> **Stored dataset items**:

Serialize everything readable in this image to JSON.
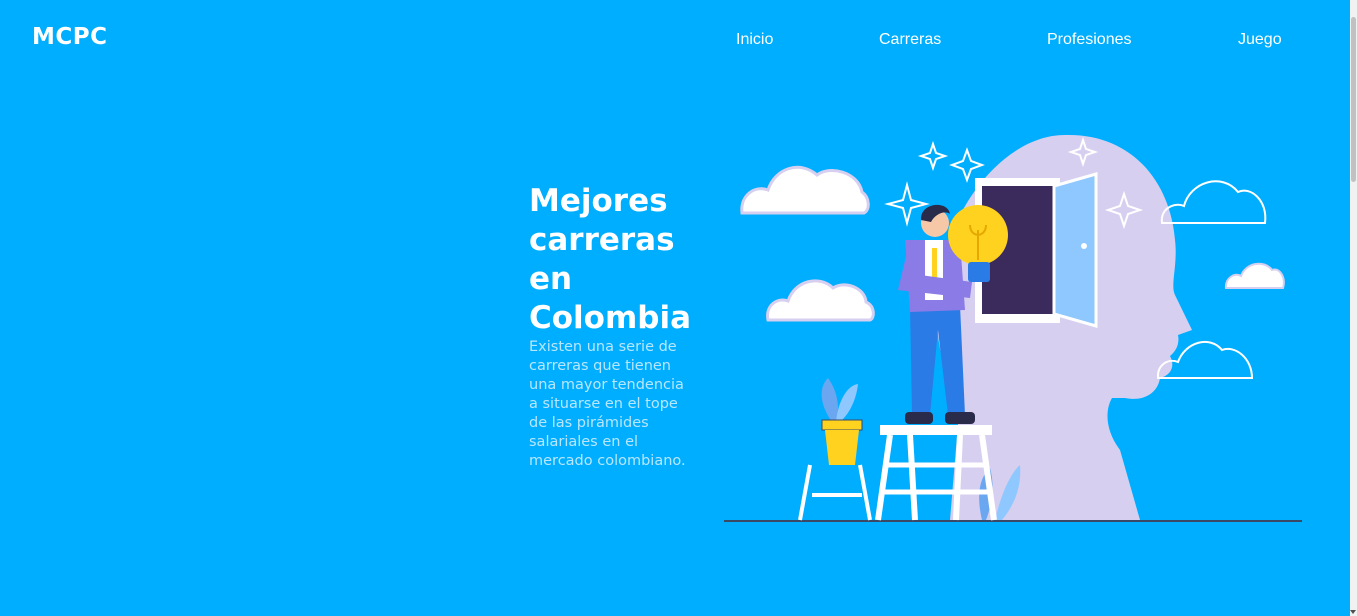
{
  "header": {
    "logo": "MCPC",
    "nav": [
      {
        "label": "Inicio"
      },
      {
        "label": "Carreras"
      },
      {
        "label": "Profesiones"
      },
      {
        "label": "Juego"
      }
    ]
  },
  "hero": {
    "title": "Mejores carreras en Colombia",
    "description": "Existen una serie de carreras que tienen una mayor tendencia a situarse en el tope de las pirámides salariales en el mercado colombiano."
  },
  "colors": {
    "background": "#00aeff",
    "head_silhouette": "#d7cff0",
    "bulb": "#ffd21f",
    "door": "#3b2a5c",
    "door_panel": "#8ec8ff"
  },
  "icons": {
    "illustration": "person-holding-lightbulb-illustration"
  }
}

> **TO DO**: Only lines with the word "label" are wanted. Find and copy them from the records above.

> **EXPECTED OUTPUT**:
        "label": "Inicio"
        "label": "Carreras"
        "label": "Profesiones"
        "label": "Juego"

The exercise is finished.